= Data records =
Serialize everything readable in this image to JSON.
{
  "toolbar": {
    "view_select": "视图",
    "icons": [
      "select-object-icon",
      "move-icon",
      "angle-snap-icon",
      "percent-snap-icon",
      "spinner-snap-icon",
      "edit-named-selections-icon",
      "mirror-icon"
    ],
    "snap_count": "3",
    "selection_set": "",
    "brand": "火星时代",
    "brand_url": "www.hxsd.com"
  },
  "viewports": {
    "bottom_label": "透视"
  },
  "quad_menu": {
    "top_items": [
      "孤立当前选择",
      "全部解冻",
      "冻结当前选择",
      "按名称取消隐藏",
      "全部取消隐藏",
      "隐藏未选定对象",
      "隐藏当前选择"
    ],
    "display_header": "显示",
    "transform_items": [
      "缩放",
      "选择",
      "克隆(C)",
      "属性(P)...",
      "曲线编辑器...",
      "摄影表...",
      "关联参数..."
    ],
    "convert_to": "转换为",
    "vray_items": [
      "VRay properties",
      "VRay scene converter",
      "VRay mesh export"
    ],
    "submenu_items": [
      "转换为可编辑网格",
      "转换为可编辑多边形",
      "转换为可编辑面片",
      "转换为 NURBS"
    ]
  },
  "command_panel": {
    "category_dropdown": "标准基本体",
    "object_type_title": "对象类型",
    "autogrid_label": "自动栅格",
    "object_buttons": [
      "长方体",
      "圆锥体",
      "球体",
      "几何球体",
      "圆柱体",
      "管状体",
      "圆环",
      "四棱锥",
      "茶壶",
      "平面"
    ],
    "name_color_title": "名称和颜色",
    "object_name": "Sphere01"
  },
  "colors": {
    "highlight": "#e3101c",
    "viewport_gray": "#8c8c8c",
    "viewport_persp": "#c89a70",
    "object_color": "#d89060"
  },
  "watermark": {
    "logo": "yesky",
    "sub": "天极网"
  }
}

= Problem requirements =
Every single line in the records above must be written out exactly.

= Answer to this task =
Serialize everything readable in this image to JSON.
{
  "toolbar": {
    "view_select": "视图",
    "icons": [
      "select-object-icon",
      "move-icon",
      "angle-snap-icon",
      "percent-snap-icon",
      "spinner-snap-icon",
      "edit-named-selections-icon",
      "mirror-icon"
    ],
    "snap_count": "3",
    "selection_set": "",
    "brand": "火星时代",
    "brand_url": "www.hxsd.com"
  },
  "viewports": {
    "bottom_label": "透视"
  },
  "quad_menu": {
    "top_items": [
      "孤立当前选择",
      "全部解冻",
      "冻结当前选择",
      "按名称取消隐藏",
      "全部取消隐藏",
      "隐藏未选定对象",
      "隐藏当前选择"
    ],
    "display_header": "显示",
    "transform_items": [
      "缩放",
      "选择",
      "克隆(C)",
      "属性(P)...",
      "曲线编辑器...",
      "摄影表...",
      "关联参数..."
    ],
    "convert_to": "转换为",
    "vray_items": [
      "VRay properties",
      "VRay scene converter",
      "VRay mesh export"
    ],
    "submenu_items": [
      "转换为可编辑网格",
      "转换为可编辑多边形",
      "转换为可编辑面片",
      "转换为 NURBS"
    ]
  },
  "command_panel": {
    "category_dropdown": "标准基本体",
    "object_type_title": "对象类型",
    "autogrid_label": "自动栅格",
    "object_buttons": [
      "长方体",
      "圆锥体",
      "球体",
      "几何球体",
      "圆柱体",
      "管状体",
      "圆环",
      "四棱锥",
      "茶壶",
      "平面"
    ],
    "name_color_title": "名称和颜色",
    "object_name": "Sphere01"
  },
  "colors": {
    "highlight": "#e3101c",
    "viewport_gray": "#8c8c8c",
    "viewport_persp": "#c89a70",
    "object_color": "#d89060"
  },
  "watermark": {
    "logo": "yesky",
    "sub": "天极网"
  }
}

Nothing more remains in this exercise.